Dataset extract —
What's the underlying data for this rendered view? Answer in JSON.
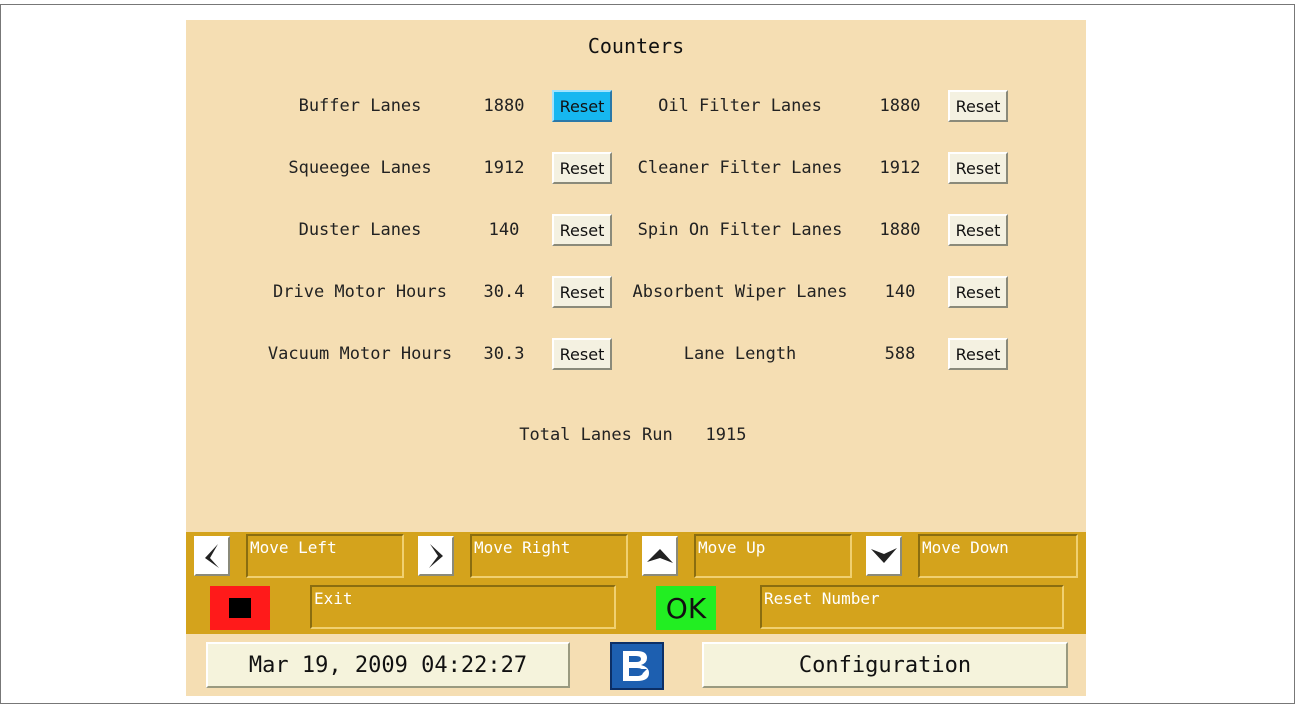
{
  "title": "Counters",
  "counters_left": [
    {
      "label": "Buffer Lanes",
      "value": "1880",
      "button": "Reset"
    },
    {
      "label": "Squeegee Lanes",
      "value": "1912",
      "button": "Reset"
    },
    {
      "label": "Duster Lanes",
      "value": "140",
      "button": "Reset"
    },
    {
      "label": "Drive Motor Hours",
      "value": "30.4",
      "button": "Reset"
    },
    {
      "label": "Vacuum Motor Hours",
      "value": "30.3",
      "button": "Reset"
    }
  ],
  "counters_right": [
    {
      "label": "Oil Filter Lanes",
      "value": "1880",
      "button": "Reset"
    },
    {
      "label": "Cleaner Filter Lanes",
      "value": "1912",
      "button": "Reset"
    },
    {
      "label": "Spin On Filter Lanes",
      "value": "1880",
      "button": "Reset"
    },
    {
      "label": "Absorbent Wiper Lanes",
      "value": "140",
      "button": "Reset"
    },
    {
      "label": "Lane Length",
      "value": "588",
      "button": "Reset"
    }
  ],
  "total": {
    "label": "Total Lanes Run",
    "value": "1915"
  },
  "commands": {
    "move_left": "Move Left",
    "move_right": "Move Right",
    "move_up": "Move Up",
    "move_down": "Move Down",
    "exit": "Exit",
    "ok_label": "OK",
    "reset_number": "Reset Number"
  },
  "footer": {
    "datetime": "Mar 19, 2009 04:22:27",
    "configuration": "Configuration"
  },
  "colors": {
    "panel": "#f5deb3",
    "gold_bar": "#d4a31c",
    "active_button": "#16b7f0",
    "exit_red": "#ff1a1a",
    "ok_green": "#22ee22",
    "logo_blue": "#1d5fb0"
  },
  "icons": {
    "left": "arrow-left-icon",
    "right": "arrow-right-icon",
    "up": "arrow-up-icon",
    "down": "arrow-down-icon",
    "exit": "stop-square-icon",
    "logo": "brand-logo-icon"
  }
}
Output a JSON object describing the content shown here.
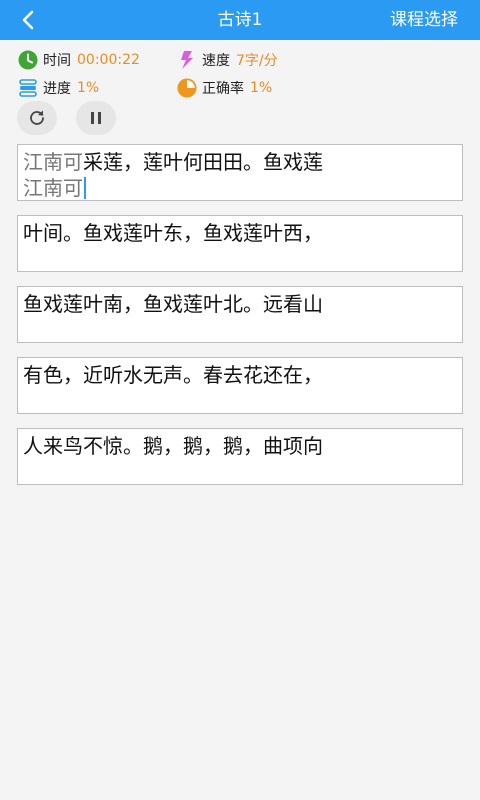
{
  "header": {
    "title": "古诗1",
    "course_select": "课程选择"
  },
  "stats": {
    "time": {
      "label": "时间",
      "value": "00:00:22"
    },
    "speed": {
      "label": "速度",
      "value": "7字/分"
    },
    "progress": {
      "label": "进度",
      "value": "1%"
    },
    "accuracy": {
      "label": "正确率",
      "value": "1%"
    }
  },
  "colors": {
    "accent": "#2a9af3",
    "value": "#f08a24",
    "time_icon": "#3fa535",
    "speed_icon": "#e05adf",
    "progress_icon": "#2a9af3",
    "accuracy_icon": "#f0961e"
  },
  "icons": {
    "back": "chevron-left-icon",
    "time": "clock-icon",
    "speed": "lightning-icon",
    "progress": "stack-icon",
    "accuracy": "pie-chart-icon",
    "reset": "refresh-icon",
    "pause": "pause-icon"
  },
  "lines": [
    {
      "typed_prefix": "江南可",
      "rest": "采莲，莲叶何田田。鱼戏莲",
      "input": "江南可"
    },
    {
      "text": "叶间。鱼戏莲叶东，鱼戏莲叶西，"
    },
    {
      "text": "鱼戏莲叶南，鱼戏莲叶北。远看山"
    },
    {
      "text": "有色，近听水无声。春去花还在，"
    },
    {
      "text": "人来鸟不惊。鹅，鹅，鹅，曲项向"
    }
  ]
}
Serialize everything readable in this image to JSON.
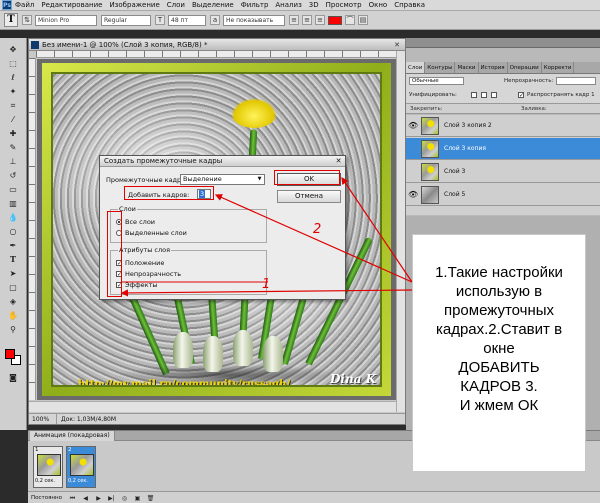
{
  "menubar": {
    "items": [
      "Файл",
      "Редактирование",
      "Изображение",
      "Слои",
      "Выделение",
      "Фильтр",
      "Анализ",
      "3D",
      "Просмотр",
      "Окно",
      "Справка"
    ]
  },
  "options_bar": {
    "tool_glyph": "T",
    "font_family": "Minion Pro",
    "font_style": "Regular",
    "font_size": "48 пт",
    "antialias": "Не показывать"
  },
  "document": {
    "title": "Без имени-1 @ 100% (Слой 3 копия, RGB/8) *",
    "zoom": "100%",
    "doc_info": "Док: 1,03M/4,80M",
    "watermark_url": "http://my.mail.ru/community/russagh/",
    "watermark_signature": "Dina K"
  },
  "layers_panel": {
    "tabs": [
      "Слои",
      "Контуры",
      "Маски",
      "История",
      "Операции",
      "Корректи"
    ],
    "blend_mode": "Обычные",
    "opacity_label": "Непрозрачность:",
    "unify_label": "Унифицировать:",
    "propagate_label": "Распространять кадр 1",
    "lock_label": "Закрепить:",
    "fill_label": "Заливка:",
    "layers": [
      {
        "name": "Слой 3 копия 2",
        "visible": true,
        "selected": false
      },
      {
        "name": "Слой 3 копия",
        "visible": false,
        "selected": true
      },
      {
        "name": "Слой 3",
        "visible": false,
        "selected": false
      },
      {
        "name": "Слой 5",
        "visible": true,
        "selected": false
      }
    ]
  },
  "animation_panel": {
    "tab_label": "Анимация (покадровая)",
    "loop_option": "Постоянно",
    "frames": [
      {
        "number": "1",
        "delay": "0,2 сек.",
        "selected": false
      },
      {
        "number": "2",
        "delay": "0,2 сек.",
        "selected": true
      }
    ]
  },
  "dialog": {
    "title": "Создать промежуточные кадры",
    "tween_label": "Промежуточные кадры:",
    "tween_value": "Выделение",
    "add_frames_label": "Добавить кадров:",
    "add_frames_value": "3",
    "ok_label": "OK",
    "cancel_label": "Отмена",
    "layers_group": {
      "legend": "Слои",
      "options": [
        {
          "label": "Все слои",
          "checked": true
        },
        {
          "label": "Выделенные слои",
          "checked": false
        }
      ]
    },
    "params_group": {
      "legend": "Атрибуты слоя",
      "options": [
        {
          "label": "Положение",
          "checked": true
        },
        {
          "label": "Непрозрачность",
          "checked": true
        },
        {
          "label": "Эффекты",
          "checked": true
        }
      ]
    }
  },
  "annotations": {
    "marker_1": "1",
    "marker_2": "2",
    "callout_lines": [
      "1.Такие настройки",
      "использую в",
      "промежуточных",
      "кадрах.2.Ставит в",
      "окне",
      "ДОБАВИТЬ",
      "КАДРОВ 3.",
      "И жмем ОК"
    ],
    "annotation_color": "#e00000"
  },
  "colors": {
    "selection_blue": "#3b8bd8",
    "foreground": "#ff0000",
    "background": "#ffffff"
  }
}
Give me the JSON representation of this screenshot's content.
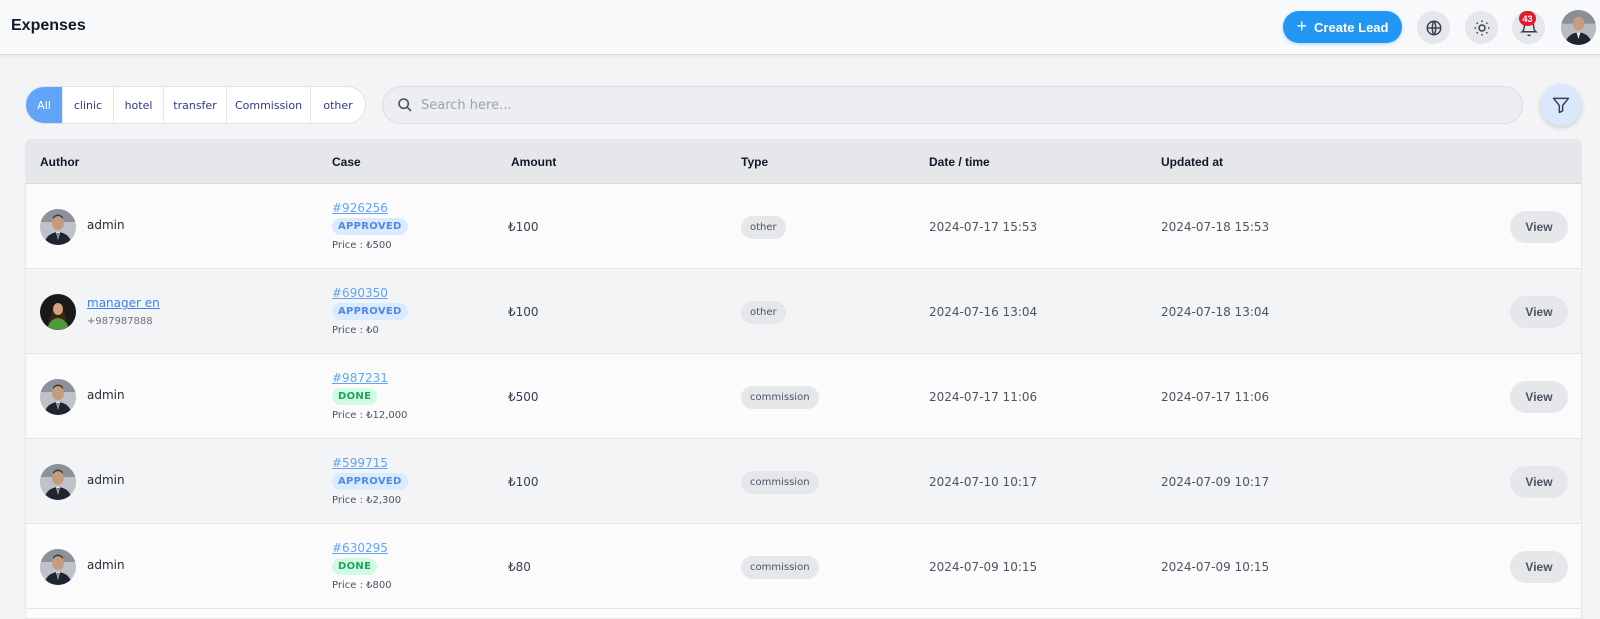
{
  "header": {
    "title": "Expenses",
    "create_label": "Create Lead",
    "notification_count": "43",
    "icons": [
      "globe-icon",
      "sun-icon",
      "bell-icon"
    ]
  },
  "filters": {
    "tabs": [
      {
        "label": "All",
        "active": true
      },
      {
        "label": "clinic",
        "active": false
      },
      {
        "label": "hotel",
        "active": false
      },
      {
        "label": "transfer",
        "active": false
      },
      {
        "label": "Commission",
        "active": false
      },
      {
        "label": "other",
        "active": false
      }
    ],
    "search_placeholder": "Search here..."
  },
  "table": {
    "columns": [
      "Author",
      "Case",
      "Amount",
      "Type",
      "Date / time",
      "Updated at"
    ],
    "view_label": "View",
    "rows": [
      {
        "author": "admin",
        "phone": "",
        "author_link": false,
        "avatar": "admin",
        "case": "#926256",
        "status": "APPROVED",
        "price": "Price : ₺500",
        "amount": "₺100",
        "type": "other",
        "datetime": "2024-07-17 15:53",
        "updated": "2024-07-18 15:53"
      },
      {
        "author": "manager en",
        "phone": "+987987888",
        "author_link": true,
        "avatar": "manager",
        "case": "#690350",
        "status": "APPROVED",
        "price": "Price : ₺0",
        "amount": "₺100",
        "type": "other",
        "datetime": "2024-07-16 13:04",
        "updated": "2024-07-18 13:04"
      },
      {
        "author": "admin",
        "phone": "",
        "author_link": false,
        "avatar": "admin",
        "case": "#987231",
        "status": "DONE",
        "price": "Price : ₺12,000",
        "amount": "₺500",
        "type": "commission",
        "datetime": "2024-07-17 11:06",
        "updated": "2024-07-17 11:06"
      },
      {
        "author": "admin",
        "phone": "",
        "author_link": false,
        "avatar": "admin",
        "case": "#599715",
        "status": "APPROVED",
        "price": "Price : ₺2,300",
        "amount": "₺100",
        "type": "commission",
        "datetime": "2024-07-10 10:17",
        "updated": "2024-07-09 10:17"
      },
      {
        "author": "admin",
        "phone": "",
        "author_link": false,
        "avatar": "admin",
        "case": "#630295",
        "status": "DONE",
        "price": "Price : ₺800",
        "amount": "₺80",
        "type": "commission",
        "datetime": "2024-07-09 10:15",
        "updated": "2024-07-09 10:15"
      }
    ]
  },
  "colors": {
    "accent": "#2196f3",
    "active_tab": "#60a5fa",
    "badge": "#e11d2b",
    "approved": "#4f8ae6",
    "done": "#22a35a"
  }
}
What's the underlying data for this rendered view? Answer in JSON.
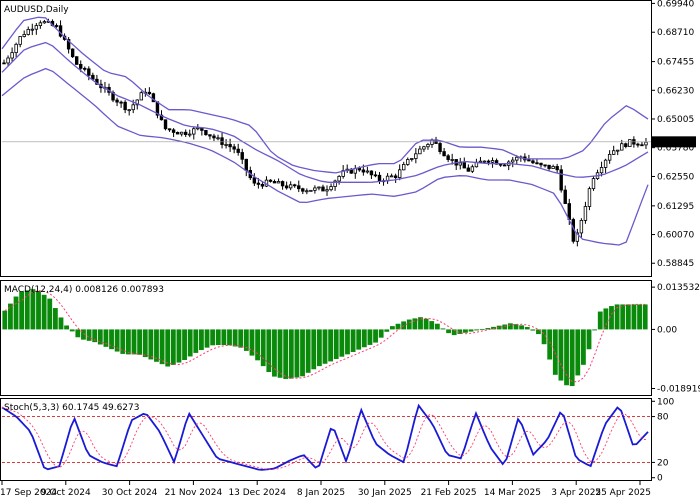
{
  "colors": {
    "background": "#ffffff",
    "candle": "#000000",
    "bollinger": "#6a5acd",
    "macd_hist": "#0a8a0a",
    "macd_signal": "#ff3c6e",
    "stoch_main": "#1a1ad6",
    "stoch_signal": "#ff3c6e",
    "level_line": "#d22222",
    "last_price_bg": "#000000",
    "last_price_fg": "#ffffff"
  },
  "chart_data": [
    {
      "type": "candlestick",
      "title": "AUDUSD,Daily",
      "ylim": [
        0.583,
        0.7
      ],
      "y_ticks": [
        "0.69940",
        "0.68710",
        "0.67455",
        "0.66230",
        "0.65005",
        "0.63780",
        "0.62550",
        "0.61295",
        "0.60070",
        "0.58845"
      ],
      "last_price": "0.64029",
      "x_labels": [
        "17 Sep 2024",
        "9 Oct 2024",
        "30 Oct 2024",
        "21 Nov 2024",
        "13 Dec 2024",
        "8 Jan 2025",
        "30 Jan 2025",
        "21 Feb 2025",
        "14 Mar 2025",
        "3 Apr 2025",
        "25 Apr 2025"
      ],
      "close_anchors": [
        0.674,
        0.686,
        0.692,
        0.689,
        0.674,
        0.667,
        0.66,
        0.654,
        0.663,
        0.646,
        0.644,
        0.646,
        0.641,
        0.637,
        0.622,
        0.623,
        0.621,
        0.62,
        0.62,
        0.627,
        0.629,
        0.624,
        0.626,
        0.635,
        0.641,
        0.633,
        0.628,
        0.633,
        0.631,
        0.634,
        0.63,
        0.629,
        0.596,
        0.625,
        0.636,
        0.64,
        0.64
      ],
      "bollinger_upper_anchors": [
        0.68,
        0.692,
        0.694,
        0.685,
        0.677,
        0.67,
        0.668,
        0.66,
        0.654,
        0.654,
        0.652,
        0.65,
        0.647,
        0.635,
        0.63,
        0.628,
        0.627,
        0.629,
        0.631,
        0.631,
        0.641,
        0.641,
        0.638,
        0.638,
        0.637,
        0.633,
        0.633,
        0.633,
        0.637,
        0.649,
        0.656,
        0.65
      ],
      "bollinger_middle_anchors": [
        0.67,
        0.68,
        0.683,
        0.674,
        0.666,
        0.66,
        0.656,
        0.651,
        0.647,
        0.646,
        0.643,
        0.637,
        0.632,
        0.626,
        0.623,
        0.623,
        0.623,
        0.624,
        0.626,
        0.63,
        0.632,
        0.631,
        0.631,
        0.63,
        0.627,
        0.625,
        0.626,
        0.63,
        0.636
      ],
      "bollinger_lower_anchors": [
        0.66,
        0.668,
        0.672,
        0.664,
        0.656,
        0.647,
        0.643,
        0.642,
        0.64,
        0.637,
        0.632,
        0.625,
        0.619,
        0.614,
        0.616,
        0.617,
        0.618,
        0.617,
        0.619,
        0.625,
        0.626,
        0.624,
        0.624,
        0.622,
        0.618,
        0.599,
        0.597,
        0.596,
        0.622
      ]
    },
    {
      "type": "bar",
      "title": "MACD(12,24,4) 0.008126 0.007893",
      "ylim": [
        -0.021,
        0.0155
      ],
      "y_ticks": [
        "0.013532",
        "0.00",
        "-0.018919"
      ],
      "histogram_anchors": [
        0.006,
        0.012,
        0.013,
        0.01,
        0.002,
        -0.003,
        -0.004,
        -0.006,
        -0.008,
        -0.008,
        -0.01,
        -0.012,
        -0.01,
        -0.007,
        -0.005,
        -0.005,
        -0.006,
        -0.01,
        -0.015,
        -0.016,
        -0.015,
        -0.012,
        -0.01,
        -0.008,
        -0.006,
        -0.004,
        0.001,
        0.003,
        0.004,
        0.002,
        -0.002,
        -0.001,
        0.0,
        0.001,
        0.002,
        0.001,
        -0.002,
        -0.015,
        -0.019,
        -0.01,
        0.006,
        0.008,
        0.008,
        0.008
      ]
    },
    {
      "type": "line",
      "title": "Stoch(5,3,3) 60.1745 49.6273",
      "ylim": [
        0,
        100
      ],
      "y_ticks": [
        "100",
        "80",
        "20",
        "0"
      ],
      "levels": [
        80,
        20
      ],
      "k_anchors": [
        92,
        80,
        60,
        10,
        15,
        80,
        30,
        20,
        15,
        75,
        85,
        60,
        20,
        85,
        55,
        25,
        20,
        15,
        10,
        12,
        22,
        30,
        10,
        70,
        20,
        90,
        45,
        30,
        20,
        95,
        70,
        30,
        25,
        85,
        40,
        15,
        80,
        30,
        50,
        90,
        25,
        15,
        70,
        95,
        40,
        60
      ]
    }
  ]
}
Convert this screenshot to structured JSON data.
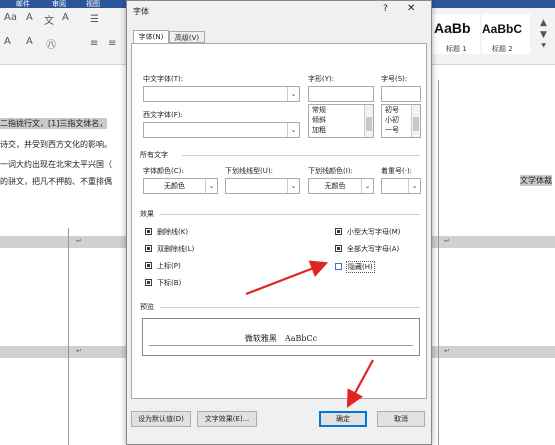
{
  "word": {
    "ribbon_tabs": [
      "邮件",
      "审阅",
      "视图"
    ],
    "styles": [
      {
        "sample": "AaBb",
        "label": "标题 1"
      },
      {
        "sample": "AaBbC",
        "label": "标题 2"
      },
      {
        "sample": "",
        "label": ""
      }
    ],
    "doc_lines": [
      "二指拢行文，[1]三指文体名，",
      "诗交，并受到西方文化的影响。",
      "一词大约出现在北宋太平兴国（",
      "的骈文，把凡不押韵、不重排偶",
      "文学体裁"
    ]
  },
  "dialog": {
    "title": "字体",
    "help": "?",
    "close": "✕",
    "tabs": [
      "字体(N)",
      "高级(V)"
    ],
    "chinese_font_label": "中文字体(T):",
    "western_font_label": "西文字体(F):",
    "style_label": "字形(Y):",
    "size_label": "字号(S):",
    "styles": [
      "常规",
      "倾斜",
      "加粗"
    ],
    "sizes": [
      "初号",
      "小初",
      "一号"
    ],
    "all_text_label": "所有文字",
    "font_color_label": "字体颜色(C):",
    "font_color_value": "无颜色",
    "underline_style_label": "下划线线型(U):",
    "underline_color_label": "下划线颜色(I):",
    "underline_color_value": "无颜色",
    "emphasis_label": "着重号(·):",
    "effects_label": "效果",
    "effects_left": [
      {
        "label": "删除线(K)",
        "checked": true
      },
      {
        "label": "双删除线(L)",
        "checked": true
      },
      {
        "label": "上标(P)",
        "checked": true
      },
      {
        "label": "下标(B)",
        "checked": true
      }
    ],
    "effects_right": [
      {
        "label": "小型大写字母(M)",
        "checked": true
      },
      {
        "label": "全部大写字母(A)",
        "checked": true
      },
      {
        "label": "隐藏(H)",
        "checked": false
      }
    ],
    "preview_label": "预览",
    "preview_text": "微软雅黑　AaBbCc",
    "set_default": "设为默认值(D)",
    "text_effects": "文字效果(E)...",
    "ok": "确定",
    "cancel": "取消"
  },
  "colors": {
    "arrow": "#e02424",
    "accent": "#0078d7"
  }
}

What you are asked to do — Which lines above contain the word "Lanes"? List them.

Written response —
      "label": "Buffer Lanes",
      "label": "Squeegee Lanes",
      "label": "Duster Lanes",
      "label": "Oil Filter Lanes",
      "label": "Cleaner Filter Lanes",
      "label": "Spin On Filter Lanes",
      "label": "Absorbent Wiper Lanes",
    "label": "Total Lanes Run",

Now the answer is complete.